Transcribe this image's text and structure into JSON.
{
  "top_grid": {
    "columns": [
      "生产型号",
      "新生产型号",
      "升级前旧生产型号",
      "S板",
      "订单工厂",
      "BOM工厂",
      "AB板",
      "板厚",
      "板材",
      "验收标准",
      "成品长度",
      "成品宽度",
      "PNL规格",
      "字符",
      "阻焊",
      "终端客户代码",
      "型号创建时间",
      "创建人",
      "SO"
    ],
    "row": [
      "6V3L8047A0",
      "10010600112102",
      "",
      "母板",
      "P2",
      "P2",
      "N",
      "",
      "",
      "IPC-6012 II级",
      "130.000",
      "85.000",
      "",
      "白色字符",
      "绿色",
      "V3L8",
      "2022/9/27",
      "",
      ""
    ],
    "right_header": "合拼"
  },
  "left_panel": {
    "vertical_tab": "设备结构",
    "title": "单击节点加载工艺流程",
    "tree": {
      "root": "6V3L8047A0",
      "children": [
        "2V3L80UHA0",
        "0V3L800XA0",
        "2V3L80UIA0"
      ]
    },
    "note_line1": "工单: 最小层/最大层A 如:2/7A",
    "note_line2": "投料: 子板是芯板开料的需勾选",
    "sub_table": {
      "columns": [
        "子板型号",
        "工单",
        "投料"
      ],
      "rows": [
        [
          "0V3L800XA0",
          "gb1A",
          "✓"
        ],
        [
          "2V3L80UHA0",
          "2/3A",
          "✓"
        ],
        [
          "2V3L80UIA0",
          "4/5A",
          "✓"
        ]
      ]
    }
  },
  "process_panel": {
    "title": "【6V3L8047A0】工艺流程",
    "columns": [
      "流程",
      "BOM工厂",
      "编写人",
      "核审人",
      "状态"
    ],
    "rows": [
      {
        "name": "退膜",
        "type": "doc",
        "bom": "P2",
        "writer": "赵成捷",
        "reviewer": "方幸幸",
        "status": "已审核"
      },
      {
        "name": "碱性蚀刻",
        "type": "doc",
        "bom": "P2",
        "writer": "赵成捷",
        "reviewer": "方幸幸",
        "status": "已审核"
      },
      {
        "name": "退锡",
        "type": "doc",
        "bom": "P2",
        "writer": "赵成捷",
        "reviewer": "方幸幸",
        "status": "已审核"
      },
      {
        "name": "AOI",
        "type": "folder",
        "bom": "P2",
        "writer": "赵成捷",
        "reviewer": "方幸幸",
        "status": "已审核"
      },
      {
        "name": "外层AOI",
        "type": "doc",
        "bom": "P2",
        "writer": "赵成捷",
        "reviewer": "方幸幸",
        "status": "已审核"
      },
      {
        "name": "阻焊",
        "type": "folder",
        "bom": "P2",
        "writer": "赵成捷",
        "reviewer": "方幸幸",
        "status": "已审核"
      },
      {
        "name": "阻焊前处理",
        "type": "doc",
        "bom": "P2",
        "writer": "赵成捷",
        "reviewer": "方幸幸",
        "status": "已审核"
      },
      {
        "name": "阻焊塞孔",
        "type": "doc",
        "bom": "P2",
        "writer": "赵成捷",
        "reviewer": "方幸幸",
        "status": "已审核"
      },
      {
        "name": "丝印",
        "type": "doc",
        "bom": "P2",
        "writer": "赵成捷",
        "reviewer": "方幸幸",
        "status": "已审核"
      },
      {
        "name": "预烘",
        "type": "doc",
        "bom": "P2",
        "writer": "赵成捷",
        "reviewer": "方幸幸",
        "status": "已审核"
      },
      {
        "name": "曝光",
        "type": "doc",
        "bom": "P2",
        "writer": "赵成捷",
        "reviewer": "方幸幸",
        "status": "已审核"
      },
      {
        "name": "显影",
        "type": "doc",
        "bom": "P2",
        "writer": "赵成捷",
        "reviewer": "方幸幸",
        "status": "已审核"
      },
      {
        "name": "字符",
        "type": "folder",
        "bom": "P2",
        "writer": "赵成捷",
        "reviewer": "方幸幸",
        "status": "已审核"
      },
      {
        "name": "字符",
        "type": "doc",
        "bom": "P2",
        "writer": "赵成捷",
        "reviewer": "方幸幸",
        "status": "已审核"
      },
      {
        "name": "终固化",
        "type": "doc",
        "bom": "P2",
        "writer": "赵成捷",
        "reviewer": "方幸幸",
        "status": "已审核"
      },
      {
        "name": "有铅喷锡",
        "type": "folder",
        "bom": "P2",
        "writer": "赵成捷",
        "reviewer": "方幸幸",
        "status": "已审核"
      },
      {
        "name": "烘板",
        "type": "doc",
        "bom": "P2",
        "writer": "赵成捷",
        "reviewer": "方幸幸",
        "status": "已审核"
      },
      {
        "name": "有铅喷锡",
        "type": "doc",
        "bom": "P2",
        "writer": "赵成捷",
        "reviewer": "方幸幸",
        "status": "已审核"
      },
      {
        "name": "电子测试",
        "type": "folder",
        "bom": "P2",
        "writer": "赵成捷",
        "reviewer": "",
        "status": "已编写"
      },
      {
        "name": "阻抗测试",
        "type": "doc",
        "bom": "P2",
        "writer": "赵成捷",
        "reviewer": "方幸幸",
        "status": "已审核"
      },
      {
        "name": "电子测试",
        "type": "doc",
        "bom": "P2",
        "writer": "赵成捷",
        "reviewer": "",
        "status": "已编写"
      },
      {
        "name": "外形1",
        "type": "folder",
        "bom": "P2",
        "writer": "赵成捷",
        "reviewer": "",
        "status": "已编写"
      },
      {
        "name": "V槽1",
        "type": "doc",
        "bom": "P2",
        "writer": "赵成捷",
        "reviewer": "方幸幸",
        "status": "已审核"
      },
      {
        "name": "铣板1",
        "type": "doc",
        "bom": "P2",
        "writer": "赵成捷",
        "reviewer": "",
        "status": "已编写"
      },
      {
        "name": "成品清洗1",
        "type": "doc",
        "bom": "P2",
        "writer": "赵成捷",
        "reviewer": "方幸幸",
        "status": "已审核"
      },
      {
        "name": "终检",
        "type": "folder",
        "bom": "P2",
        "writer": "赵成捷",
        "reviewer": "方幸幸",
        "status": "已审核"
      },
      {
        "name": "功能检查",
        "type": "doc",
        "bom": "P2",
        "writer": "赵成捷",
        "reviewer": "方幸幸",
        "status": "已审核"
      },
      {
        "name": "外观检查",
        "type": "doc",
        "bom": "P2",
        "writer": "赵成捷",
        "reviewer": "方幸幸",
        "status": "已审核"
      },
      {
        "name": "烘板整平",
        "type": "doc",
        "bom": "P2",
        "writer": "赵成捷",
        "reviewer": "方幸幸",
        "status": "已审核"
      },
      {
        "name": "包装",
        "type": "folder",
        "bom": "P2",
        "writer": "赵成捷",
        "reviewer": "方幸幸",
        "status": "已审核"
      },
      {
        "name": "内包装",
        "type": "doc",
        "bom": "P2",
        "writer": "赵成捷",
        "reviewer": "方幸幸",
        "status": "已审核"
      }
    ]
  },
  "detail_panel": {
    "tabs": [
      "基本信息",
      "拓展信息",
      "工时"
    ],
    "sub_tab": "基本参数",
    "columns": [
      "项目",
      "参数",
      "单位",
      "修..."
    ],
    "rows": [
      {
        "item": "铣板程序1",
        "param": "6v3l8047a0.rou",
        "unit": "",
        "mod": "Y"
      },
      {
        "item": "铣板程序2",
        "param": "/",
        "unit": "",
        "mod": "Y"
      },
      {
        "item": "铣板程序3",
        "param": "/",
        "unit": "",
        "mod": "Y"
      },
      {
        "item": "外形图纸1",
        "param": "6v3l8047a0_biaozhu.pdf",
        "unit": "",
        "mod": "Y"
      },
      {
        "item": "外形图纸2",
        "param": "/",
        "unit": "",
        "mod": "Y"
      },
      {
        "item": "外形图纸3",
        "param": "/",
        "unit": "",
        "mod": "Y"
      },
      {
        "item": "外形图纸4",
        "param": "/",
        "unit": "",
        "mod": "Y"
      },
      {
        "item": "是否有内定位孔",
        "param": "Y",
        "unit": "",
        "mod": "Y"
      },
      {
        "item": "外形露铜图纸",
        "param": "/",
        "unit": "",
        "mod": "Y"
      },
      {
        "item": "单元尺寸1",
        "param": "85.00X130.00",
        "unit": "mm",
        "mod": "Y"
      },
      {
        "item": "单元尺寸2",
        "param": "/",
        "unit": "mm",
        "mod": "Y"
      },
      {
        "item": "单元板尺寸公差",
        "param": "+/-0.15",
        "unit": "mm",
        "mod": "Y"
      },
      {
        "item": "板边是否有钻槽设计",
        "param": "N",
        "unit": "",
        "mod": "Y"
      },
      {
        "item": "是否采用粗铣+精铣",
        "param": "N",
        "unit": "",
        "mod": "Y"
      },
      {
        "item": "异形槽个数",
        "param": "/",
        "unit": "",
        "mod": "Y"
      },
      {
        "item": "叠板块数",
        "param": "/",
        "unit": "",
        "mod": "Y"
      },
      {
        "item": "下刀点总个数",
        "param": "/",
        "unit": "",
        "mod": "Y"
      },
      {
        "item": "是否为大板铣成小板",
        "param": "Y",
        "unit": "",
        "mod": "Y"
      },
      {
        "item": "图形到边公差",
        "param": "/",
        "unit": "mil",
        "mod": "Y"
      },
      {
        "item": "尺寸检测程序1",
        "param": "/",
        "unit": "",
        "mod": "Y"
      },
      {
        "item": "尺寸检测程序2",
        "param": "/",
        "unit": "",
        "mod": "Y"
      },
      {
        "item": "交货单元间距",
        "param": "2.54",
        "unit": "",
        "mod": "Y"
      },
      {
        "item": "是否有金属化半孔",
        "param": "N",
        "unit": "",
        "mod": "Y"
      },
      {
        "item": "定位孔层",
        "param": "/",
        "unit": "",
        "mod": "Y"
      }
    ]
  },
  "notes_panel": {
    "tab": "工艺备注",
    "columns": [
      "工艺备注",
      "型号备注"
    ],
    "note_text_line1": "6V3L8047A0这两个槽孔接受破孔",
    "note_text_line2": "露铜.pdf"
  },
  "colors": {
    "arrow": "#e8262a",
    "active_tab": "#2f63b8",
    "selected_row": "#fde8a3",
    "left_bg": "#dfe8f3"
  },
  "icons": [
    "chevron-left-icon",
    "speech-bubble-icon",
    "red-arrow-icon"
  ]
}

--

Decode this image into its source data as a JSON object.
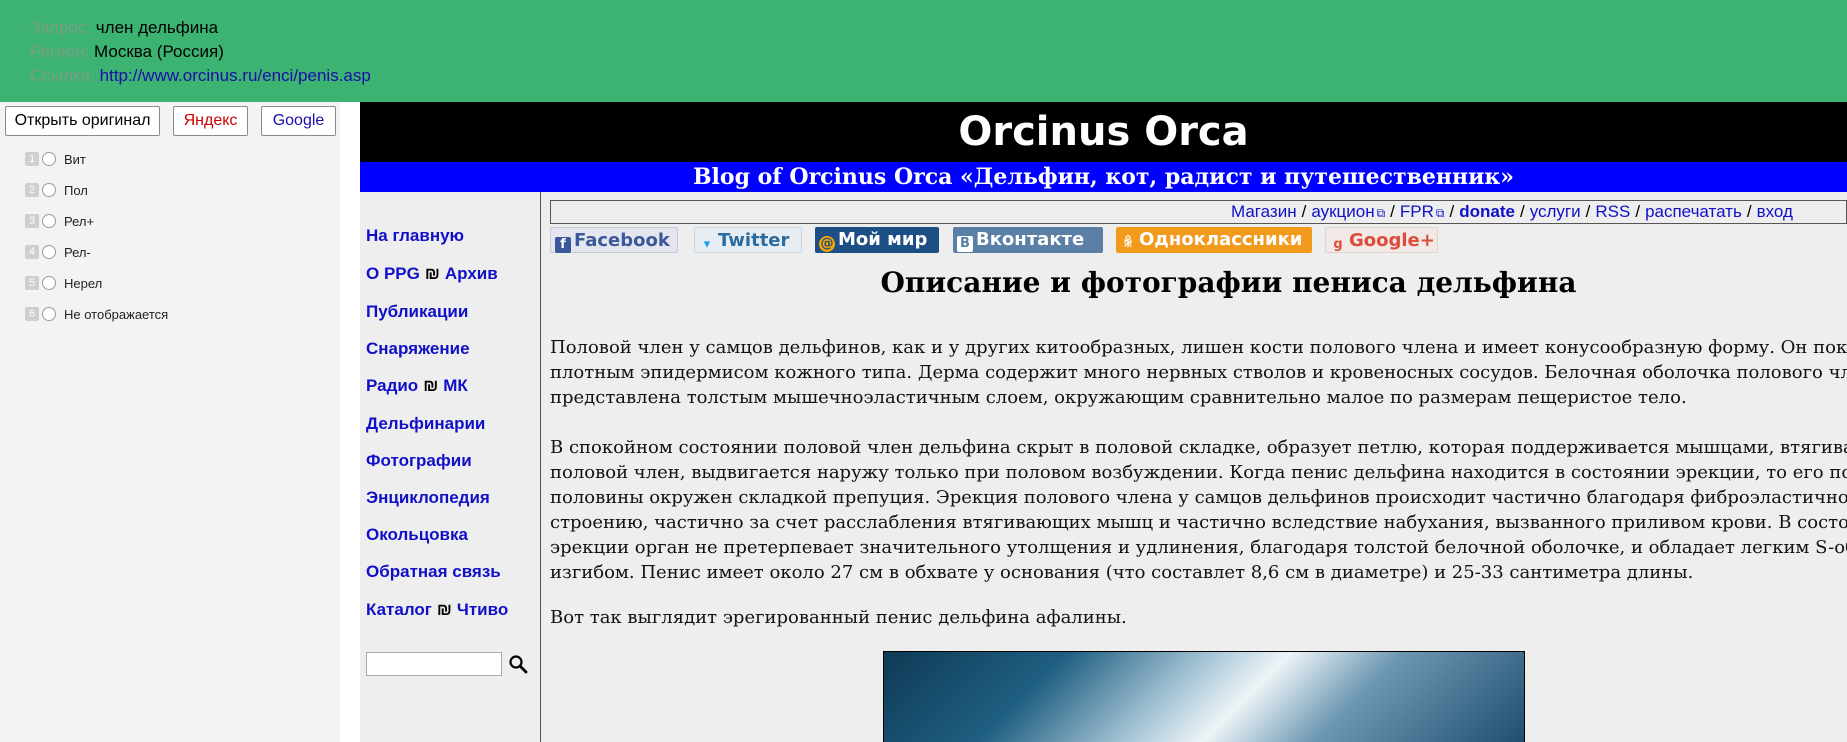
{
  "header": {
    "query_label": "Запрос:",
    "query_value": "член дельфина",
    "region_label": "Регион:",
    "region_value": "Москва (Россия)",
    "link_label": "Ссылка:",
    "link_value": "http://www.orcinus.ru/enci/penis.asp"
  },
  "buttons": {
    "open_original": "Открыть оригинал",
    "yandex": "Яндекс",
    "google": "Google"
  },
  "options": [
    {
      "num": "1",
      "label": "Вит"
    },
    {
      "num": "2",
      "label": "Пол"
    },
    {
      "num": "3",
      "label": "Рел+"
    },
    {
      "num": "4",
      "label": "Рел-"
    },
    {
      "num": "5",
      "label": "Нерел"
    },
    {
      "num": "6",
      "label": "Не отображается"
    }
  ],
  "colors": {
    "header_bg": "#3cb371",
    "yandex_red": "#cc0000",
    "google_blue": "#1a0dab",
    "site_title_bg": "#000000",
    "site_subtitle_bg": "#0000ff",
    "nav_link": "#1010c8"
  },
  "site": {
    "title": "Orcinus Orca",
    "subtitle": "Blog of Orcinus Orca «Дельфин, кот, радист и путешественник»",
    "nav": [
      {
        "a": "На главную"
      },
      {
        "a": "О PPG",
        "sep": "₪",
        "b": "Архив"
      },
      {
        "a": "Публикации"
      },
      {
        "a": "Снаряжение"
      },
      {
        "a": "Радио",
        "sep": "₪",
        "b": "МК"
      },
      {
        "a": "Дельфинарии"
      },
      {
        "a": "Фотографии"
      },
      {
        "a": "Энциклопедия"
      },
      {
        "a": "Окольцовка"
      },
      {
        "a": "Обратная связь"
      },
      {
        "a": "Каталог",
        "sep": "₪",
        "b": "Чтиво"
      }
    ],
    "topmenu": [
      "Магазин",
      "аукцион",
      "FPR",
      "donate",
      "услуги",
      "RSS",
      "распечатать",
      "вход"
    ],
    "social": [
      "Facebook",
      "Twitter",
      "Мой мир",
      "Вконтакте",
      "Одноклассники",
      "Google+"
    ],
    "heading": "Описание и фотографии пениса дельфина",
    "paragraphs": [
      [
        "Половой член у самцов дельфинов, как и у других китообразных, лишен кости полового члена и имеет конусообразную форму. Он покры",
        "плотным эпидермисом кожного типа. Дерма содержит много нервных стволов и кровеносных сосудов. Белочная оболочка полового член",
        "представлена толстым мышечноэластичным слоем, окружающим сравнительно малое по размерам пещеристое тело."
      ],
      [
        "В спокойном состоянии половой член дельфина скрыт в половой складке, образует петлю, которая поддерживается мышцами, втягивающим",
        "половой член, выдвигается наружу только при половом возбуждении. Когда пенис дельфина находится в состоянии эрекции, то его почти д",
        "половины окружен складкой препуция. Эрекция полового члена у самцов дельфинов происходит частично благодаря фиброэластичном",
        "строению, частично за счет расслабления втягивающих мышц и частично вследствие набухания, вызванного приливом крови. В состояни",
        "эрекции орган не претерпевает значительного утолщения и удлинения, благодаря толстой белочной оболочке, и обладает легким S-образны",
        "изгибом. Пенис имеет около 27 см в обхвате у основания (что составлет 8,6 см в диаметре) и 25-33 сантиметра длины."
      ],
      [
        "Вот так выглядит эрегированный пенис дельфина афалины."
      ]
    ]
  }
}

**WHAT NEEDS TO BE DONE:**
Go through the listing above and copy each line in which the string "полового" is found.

**ANSWER:**
        "Половой член у самцов дельфинов, как и у других китообразных, лишен кости полового члена и имеет конусообразную форму. Он покры",
        "плотным эпидермисом кожного типа. Дерма содержит много нервных стволов и кровеносных сосудов. Белочная оболочка полового член",
        "половины окружен складкой препуция. Эрекция полового члена у самцов дельфинов происходит частично благодаря фиброэластичном",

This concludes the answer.